Our brief was not to develop a direct interpretation or response to Grayson Perry's tapestries. Nor was it about creating a learning experience that attempted to 'educate others' and explain the concepts, processes and ideas behind Grayson Perry's work. It was more significant for us to respond as individual artists, distilling visual or aesthetic elements of Perry's work which related to our own practice and interests.

In addition, the intention was to create a space that would provide opportunities for free play, open-ended interaction, conversation and inter-generational activity, whilst at the same time making connections to Grayson Perry's exhibition in the neighbouring gallery . 

To develop this space, Sarah and I initially tested out our creative ideas and activities on a class of 5-6 year olds from St Augustine's Primary School, Monsall, Manchester. Workshops took place over one week, allowing us to develop themes, processes and a wish list of materials, resources and structures. Sarah was interested in 'lines' and I focused on the interplay of objects, colour and sorting. These themes were all pulled out as conceptual strands from Grayson Perry's tapestries, during our initial planning meetings.

As the week of research progressed, we began to understand the ways children could totally pull apart, deconstruct and re-figure a theme or idea! With this in mind, we needed to create a space that could provide endless opportunities for interaction with a number of robust, appealing objects and materials within an equally engaging, unbreakable installation framework. At this point, Katy came on board to lend her wisdom to the positioning and installation of tables, storage, furniture and objects. 

The end result was a deconstructed version of Perry's world of furniture and colourful, domestic objects in a vibrant, quirky installation. In his work, Perry suggests that different household objects and interiors are indicators of a particular class taste and identity, but what happens when children are placed into such a space? At what age does a child begin to demonstrate a sense of taste and a preference for one item over another?  And why? Would children even place such meanings and values over a particular object or would their response be completely 'innocent' and untainted in relation to adult-oriented notions of class taste and identity? 

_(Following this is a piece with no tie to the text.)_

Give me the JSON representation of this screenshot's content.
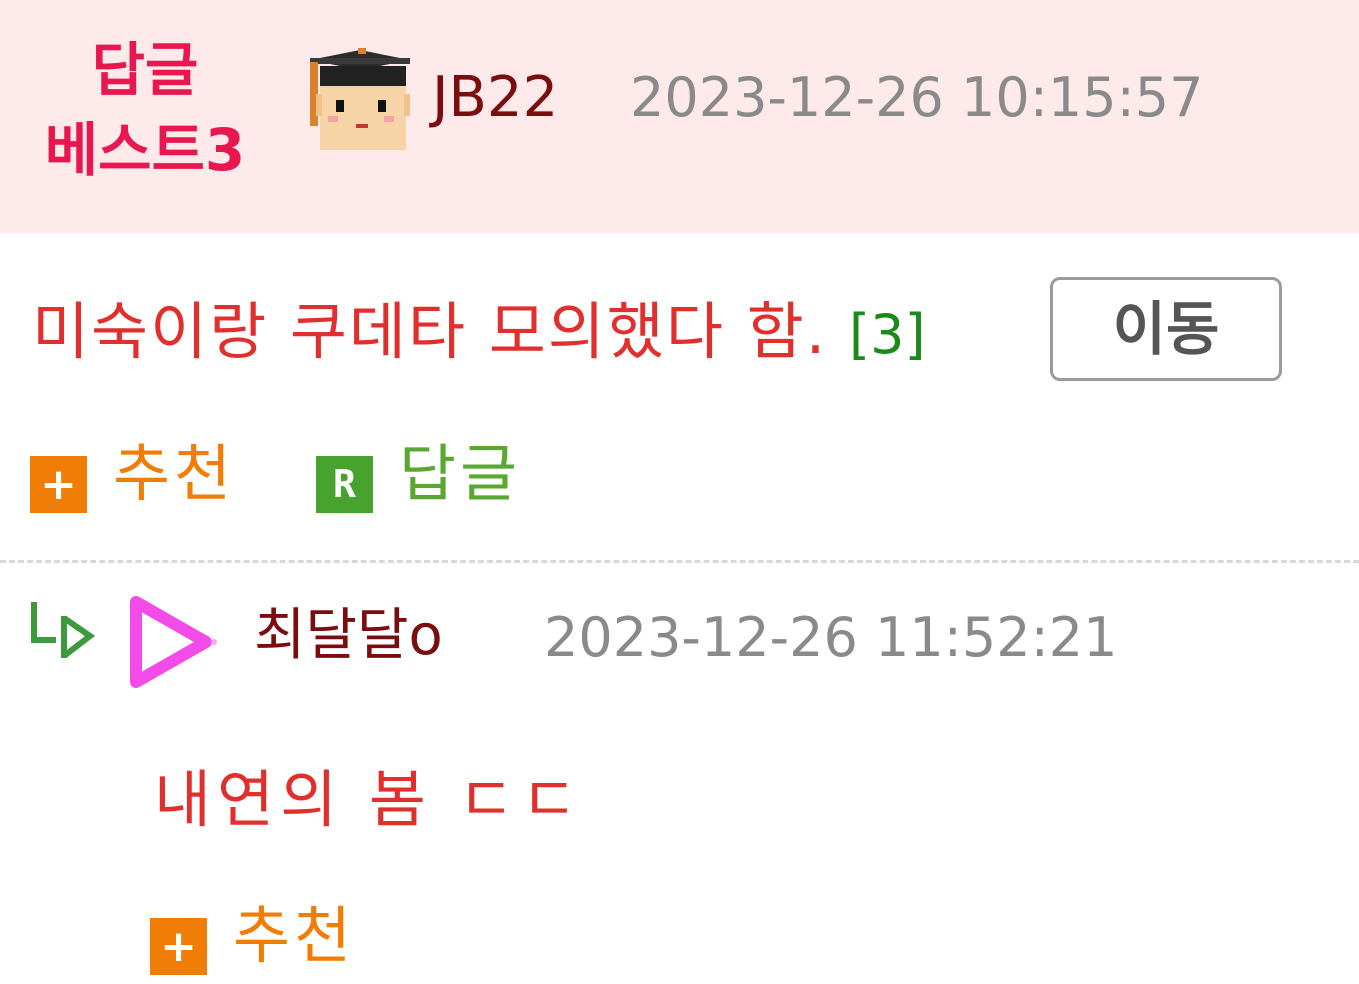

In the Clore, a storage unit fashioned out of reclaimed deep, blue crates displayed an arrangement of enticing, colourful, domestic, pound shop items, textiles and ribbons laid out ready for play. White, deconstructed furniture provided a framework for play and interaction within the space. Opposite, a drawing table was laden with silverware and looping lines of words, which encouraged people to look at and choose objects to draw in a continuous line. Meanwhile, key words were positioned around the space, prompting action: wrap, stack, sort, shadows, line, patterns, twist, weave, hide, same, different, etc. Meanwhile, on the side walls, photographs of children from St Augustines were displayed, facing old TV monitors with films of children playing within the studio space.

To follow-up on the installation of the space, we were invited to facilitate artist-led interventions within the studio during the weekends, while a team of volunteers were trained to maintain and run the space throughout the week. The studio became a lively, popular place for visitors of all ages and many observations were kept of the variety of weird and wonderful interactions and happenings witnessed over the four months! All in all, it was a rather, wacky, ambitious and fun project to be involved with, once the inital stress of rushed installation deadlines was out of the way!! 

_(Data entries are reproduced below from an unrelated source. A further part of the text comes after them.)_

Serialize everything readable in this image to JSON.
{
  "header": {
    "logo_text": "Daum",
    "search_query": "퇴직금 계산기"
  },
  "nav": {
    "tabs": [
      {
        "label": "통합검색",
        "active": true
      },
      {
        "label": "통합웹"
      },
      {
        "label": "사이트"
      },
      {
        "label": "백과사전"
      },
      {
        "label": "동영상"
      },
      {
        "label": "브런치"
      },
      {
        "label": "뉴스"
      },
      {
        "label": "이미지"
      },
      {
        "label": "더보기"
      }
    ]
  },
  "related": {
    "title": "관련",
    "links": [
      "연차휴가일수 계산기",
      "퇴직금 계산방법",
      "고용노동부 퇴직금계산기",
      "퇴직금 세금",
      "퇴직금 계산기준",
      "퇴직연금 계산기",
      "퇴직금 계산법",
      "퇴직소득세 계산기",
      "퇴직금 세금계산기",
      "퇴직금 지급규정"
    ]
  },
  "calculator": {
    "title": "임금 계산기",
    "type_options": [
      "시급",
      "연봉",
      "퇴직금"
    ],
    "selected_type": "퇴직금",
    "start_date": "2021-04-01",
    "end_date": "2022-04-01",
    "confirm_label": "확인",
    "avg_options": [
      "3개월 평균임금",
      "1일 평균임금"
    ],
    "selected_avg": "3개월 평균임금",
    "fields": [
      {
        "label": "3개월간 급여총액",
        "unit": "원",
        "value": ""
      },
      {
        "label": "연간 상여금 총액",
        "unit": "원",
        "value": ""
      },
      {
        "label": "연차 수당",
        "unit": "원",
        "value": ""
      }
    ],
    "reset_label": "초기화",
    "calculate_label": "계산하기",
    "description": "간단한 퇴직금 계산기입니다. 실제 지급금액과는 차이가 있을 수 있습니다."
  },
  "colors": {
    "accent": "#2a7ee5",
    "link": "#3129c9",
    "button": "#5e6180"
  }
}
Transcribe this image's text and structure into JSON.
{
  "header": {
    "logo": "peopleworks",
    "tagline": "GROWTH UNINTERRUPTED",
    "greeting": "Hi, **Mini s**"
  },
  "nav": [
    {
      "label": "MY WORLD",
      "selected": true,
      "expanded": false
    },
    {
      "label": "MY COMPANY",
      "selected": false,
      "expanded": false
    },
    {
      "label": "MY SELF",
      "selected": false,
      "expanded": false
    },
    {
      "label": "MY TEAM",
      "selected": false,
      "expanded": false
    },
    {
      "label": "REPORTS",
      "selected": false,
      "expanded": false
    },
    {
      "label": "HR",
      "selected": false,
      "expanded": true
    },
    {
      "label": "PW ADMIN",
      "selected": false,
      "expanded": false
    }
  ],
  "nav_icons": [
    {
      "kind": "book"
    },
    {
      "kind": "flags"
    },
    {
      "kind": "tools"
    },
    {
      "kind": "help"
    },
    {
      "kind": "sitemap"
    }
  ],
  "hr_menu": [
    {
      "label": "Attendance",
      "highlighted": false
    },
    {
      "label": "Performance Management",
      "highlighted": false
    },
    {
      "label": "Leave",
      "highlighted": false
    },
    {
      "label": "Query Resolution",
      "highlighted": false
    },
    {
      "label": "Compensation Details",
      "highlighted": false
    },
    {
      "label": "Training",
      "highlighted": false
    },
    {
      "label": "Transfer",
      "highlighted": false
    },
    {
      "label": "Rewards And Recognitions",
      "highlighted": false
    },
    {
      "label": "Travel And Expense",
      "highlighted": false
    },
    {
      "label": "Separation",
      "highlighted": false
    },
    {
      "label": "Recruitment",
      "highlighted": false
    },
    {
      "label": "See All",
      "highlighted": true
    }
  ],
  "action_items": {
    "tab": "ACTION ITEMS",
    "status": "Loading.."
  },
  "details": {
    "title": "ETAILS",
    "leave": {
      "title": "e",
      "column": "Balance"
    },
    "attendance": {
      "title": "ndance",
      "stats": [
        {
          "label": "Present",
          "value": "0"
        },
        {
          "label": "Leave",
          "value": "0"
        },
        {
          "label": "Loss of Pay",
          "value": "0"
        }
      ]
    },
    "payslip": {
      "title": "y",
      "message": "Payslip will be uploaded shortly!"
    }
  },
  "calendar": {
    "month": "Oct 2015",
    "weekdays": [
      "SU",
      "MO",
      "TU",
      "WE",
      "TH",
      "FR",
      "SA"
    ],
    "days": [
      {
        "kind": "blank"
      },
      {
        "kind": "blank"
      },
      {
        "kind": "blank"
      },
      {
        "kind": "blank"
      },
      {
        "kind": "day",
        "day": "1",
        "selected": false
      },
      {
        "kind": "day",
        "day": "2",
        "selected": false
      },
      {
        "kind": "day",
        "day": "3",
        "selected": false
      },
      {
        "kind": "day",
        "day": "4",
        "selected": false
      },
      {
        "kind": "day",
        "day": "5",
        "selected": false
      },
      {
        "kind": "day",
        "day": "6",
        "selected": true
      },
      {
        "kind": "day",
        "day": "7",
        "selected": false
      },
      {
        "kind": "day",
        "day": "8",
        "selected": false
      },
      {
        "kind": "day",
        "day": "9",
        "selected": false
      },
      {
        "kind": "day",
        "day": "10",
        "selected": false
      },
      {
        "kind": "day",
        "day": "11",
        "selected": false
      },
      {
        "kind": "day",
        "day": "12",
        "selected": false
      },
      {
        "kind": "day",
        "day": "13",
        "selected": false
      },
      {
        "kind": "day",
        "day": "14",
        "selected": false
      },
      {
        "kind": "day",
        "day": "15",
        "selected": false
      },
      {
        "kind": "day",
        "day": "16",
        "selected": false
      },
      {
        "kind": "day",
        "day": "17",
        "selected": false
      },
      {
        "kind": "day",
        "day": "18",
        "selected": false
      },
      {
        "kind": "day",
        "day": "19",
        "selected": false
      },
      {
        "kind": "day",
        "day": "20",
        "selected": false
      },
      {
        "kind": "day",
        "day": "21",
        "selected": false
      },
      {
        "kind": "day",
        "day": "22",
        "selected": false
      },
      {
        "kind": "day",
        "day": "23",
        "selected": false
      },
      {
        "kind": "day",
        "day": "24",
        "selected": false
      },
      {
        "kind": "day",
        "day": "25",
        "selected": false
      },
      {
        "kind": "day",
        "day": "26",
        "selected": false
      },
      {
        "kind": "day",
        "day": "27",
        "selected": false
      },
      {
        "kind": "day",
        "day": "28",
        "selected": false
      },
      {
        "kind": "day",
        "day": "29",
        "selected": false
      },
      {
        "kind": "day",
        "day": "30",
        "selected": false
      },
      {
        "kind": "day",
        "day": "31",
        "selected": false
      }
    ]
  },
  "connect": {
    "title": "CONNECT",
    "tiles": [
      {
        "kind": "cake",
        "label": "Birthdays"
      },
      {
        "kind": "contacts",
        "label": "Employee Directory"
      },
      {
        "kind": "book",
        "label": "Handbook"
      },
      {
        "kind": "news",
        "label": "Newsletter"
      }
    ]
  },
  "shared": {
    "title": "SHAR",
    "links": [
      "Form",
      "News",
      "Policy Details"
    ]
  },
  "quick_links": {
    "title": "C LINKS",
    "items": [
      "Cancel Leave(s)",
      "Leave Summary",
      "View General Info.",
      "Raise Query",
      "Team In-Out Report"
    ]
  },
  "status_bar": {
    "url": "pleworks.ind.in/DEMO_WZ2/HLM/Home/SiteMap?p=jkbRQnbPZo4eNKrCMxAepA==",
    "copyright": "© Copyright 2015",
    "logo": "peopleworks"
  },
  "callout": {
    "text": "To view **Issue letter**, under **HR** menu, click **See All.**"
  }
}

For more information, see Manchester Art Gallery's Studio Sketchbook blog. Click here for a write-up by Alex Thorp and also click here for my Top 10 observations working in the Clore!